**Task to complete**
Word for word, reproduce all of the entries shown below.

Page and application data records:
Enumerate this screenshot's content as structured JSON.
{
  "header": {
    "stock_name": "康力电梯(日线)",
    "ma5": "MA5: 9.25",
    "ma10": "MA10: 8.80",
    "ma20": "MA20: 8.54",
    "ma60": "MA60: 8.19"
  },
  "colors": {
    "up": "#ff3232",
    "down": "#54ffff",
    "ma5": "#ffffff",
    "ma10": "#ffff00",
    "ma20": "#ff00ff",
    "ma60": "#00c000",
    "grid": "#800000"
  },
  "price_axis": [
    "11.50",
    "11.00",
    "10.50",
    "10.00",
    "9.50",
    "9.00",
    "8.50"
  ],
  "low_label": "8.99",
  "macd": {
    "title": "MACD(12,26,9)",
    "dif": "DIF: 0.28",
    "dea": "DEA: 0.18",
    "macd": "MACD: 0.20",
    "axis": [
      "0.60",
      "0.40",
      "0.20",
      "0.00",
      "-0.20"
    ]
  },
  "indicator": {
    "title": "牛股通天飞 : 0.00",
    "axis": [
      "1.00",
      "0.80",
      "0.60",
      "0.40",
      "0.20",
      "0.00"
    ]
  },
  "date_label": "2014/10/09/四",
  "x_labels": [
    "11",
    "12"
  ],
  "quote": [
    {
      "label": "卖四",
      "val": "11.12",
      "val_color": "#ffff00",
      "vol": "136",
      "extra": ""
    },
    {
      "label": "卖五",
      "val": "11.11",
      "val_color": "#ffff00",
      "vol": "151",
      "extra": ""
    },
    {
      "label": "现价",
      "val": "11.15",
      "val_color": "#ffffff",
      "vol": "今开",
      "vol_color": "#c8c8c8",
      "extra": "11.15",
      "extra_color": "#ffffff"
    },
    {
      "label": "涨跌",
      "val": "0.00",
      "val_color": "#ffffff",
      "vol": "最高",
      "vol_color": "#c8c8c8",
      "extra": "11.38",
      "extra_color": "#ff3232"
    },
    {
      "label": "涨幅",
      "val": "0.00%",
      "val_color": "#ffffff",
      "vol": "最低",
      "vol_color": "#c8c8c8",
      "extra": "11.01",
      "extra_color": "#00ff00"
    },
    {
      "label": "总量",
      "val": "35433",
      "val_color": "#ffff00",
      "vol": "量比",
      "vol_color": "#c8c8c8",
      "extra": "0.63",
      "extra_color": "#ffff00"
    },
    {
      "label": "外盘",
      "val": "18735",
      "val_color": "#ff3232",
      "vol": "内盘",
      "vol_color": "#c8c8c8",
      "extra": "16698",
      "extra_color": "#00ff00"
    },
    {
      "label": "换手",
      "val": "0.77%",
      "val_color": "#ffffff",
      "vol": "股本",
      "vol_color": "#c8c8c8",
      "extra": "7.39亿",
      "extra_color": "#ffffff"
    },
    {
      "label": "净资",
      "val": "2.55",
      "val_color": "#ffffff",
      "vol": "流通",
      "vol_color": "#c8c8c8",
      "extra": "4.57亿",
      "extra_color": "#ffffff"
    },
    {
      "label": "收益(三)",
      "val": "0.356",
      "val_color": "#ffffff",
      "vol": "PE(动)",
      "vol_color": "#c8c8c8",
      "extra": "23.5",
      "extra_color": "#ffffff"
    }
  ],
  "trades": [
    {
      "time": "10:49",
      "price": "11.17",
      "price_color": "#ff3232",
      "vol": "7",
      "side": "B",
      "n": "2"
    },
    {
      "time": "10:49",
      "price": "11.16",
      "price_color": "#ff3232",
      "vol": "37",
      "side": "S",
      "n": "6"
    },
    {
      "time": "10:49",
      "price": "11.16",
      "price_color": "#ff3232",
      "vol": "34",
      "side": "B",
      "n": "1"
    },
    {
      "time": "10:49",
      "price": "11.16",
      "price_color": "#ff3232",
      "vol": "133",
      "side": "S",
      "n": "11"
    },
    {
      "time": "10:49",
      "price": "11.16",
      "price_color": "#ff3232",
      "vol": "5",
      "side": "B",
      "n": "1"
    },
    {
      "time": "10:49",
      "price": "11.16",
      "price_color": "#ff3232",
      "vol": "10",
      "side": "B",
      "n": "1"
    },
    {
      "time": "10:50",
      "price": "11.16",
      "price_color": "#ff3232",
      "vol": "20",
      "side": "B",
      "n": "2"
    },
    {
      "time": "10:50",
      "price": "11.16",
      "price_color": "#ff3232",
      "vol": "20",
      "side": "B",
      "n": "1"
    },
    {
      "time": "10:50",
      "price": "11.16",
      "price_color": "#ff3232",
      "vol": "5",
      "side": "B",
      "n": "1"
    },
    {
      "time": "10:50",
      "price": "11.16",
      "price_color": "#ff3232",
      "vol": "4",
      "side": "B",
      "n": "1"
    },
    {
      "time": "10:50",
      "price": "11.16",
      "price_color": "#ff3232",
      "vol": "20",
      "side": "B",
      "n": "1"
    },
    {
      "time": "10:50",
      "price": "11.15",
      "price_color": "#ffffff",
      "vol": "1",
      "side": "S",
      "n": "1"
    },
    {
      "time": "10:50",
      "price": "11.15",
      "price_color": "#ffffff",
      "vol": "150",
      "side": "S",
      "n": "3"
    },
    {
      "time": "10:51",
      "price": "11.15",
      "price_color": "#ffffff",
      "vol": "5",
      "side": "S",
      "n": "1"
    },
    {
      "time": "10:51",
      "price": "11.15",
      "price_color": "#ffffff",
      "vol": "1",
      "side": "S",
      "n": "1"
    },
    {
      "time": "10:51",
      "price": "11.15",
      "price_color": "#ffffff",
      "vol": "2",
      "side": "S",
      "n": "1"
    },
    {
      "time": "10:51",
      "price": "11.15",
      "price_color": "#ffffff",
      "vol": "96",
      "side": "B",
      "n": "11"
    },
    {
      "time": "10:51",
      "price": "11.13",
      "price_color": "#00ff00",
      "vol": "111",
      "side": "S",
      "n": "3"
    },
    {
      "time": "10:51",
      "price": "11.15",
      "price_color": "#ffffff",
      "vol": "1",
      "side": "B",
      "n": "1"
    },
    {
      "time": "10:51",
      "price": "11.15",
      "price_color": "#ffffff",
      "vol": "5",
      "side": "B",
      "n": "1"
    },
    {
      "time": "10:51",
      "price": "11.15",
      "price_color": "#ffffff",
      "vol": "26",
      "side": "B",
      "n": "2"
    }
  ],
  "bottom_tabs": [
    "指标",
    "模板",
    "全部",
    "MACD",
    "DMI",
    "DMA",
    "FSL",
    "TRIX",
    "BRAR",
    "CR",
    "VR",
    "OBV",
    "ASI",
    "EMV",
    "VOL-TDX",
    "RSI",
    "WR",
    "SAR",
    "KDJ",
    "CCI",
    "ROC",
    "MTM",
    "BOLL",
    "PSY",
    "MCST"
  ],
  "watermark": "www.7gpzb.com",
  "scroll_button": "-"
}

**Reply**
Enumerate this screenshot's content as structured JSON.
{
  "header": {
    "stock_name": "康力电梯(日线)",
    "ma5": "MA5: 9.25",
    "ma10": "MA10: 8.80",
    "ma20": "MA20: 8.54",
    "ma60": "MA60: 8.19"
  },
  "colors": {
    "up": "#ff3232",
    "down": "#54ffff",
    "ma5": "#ffffff",
    "ma10": "#ffff00",
    "ma20": "#ff00ff",
    "ma60": "#00c000",
    "grid": "#800000"
  },
  "price_axis": [
    "11.50",
    "11.00",
    "10.50",
    "10.00",
    "9.50",
    "9.00",
    "8.50"
  ],
  "low_label": "8.99",
  "macd": {
    "title": "MACD(12,26,9)",
    "dif": "DIF: 0.28",
    "dea": "DEA: 0.18",
    "macd": "MACD: 0.20",
    "axis": [
      "0.60",
      "0.40",
      "0.20",
      "0.00",
      "-0.20"
    ]
  },
  "indicator": {
    "title": "牛股通天飞 : 0.00",
    "axis": [
      "1.00",
      "0.80",
      "0.60",
      "0.40",
      "0.20",
      "0.00"
    ]
  },
  "date_label": "2014/10/09/四",
  "x_labels": [
    "11",
    "12"
  ],
  "quote": [
    {
      "label": "卖四",
      "val": "11.12",
      "val_color": "#ffff00",
      "vol": "136",
      "extra": ""
    },
    {
      "label": "卖五",
      "val": "11.11",
      "val_color": "#ffff00",
      "vol": "151",
      "extra": ""
    },
    {
      "label": "现价",
      "val": "11.15",
      "val_color": "#ffffff",
      "vol": "今开",
      "vol_color": "#c8c8c8",
      "extra": "11.15",
      "extra_color": "#ffffff"
    },
    {
      "label": "涨跌",
      "val": "0.00",
      "val_color": "#ffffff",
      "vol": "最高",
      "vol_color": "#c8c8c8",
      "extra": "11.38",
      "extra_color": "#ff3232"
    },
    {
      "label": "涨幅",
      "val": "0.00%",
      "val_color": "#ffffff",
      "vol": "最低",
      "vol_color": "#c8c8c8",
      "extra": "11.01",
      "extra_color": "#00ff00"
    },
    {
      "label": "总量",
      "val": "35433",
      "val_color": "#ffff00",
      "vol": "量比",
      "vol_color": "#c8c8c8",
      "extra": "0.63",
      "extra_color": "#ffff00"
    },
    {
      "label": "外盘",
      "val": "18735",
      "val_color": "#ff3232",
      "vol": "内盘",
      "vol_color": "#c8c8c8",
      "extra": "16698",
      "extra_color": "#00ff00"
    },
    {
      "label": "换手",
      "val": "0.77%",
      "val_color": "#ffffff",
      "vol": "股本",
      "vol_color": "#c8c8c8",
      "extra": "7.39亿",
      "extra_color": "#ffffff"
    },
    {
      "label": "净资",
      "val": "2.55",
      "val_color": "#ffffff",
      "vol": "流通",
      "vol_color": "#c8c8c8",
      "extra": "4.57亿",
      "extra_color": "#ffffff"
    },
    {
      "label": "收益(三)",
      "val": "0.356",
      "val_color": "#ffffff",
      "vol": "PE(动)",
      "vol_color": "#c8c8c8",
      "extra": "23.5",
      "extra_color": "#ffffff"
    }
  ],
  "trades": [
    {
      "time": "10:49",
      "price": "11.17",
      "price_color": "#ff3232",
      "vol": "7",
      "side": "B",
      "n": "2"
    },
    {
      "time": "10:49",
      "price": "11.16",
      "price_color": "#ff3232",
      "vol": "37",
      "side": "S",
      "n": "6"
    },
    {
      "time": "10:49",
      "price": "11.16",
      "price_color": "#ff3232",
      "vol": "34",
      "side": "B",
      "n": "1"
    },
    {
      "time": "10:49",
      "price": "11.16",
      "price_color": "#ff3232",
      "vol": "133",
      "side": "S",
      "n": "11"
    },
    {
      "time": "10:49",
      "price": "11.16",
      "price_color": "#ff3232",
      "vol": "5",
      "side": "B",
      "n": "1"
    },
    {
      "time": "10:49",
      "price": "11.16",
      "price_color": "#ff3232",
      "vol": "10",
      "side": "B",
      "n": "1"
    },
    {
      "time": "10:50",
      "price": "11.16",
      "price_color": "#ff3232",
      "vol": "20",
      "side": "B",
      "n": "2"
    },
    {
      "time": "10:50",
      "price": "11.16",
      "price_color": "#ff3232",
      "vol": "20",
      "side": "B",
      "n": "1"
    },
    {
      "time": "10:50",
      "price": "11.16",
      "price_color": "#ff3232",
      "vol": "5",
      "side": "B",
      "n": "1"
    },
    {
      "time": "10:50",
      "price": "11.16",
      "price_color": "#ff3232",
      "vol": "4",
      "side": "B",
      "n": "1"
    },
    {
      "time": "10:50",
      "price": "11.16",
      "price_color": "#ff3232",
      "vol": "20",
      "side": "B",
      "n": "1"
    },
    {
      "time": "10:50",
      "price": "11.15",
      "price_color": "#ffffff",
      "vol": "1",
      "side": "S",
      "n": "1"
    },
    {
      "time": "10:50",
      "price": "11.15",
      "price_color": "#ffffff",
      "vol": "150",
      "side": "S",
      "n": "3"
    },
    {
      "time": "10:51",
      "price": "11.15",
      "price_color": "#ffffff",
      "vol": "5",
      "side": "S",
      "n": "1"
    },
    {
      "time": "10:51",
      "price": "11.15",
      "price_color": "#ffffff",
      "vol": "1",
      "side": "S",
      "n": "1"
    },
    {
      "time": "10:51",
      "price": "11.15",
      "price_color": "#ffffff",
      "vol": "2",
      "side": "S",
      "n": "1"
    },
    {
      "time": "10:51",
      "price": "11.15",
      "price_color": "#ffffff",
      "vol": "96",
      "side": "B",
      "n": "11"
    },
    {
      "time": "10:51",
      "price": "11.13",
      "price_color": "#00ff00",
      "vol": "111",
      "side": "S",
      "n": "3"
    },
    {
      "time": "10:51",
      "price": "11.15",
      "price_color": "#ffffff",
      "vol": "1",
      "side": "B",
      "n": "1"
    },
    {
      "time": "10:51",
      "price": "11.15",
      "price_color": "#ffffff",
      "vol": "5",
      "side": "B",
      "n": "1"
    },
    {
      "time": "10:51",
      "price": "11.15",
      "price_color": "#ffffff",
      "vol": "26",
      "side": "B",
      "n": "2"
    }
  ],
  "bottom_tabs": [
    "指标",
    "模板",
    "全部",
    "MACD",
    "DMI",
    "DMA",
    "FSL",
    "TRIX",
    "BRAR",
    "CR",
    "VR",
    "OBV",
    "ASI",
    "EMV",
    "VOL-TDX",
    "RSI",
    "WR",
    "SAR",
    "KDJ",
    "CCI",
    "ROC",
    "MTM",
    "BOLL",
    "PSY",
    "MCST"
  ],
  "watermark": "www.7gpzb.com",
  "scroll_button": "-"
}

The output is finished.